Oglethorpe posted his scouts, and awaited the coming of the Spanish forces. He was determined to make his little army check the advance of the enemy as long as he could. One day a scout came into camp, and announced that the Spaniards were within two miles of Oglethorpe's camp. The General hastily called for a body of his own troops, skirted through the woods, and fell upon the advance forces with such fury that they were nearly all killed or captured. Oglethorpe took two prisoners with his own hands.

"That is a good beginning," he said to one of his captains. "Now for the rest, before they can rally. We will lie in ambush for them." And so he did, along the road by which the Spaniards had to march.

Before long the enemy came in sight, halted in the defile where the ambush was, and stacked their guns. Some began to cook, while others lay down to rest, for it was July and the day was very hot. One of their horses noticed a strange uniform in the bushes, and by rearing and pitching gave the alarm. The Spaniards sprang to their guns, but it was too late. A deadly fire poured into them from an unseen foe,—how many or how few they did not know! They fled in all directions, but were met by the bayonet of the English soldier and the scalping knife of the Indian. The ground was covered with their dead. Because of this victory and the great slaughter of the Spaniards, the place has ever since been called "Bloody Marsh."

The defeat drove back the advance force, but there was still the main body to be accounted for. Oglethorpe resolved to surprise it by night. He knew these soldiers were not accustomed to Indian warfare, or to fighting in the tangled forests, and he was trying to demoralize them with fear before they could attack his small army.

He advanced within a mile of their camp, late in the night, and was making ready to attack, when one of his soldiers, a Frenchman, fired off his gun and ran into the Spanish lines. He was a deserter, and had fled to the enemy to give the alarm. Oglethorpe hastily retreated to save his little army.

He knew the deserter would tell the enemy of his real strength, and he at once devised a plan to thwart this purpose. He wrote a letter in French, urging this man by all means to persuade the Spaniards to attack, to speak of the smallness of his forces and the exposure of his position. He must not, however, mention the reinforcements which had arrived, but must induce the Spaniards to stay on the island so Oglethorpe could attack them in a few days.

Of course this was a decoy letter. He handed it to a Spanish prisoner, and said to him, "Take this letter to the man whose name is on it. He is a friend of mine in the Spanish camp. Say nothing about it to any one, and I will give you your liberty."

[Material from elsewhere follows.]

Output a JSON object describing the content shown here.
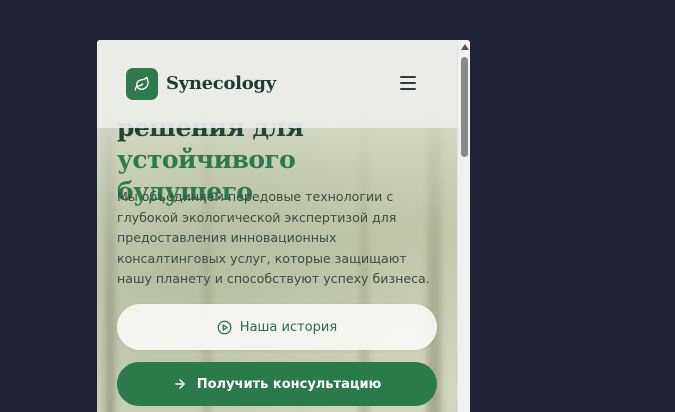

The man agreed, was handed the letter, and was set free. The deserter put the paper in his pocket, where it was found by the Spanish Commander, when he ordered the deserter examined. The Commander read the letter with alarm, and was at a loss to know what to do. He called a council of his officers and laid the facts before them. He said, "This deserter is a spy in our camp, and this letter is the opposite of the truth. I believe the English are on us in great force." Thereupon he ordered his great army to get on their ships and sail away. It was a very cowardly thing to do, but the Spaniards were not very anxious to fight any way, and, besides, they were frightened at what might happen.

Thus did General Oglethorpe, with a few hundred men, outwit a force nearly ten times as large as his, and save the southern colonies from invasion by the Spaniards.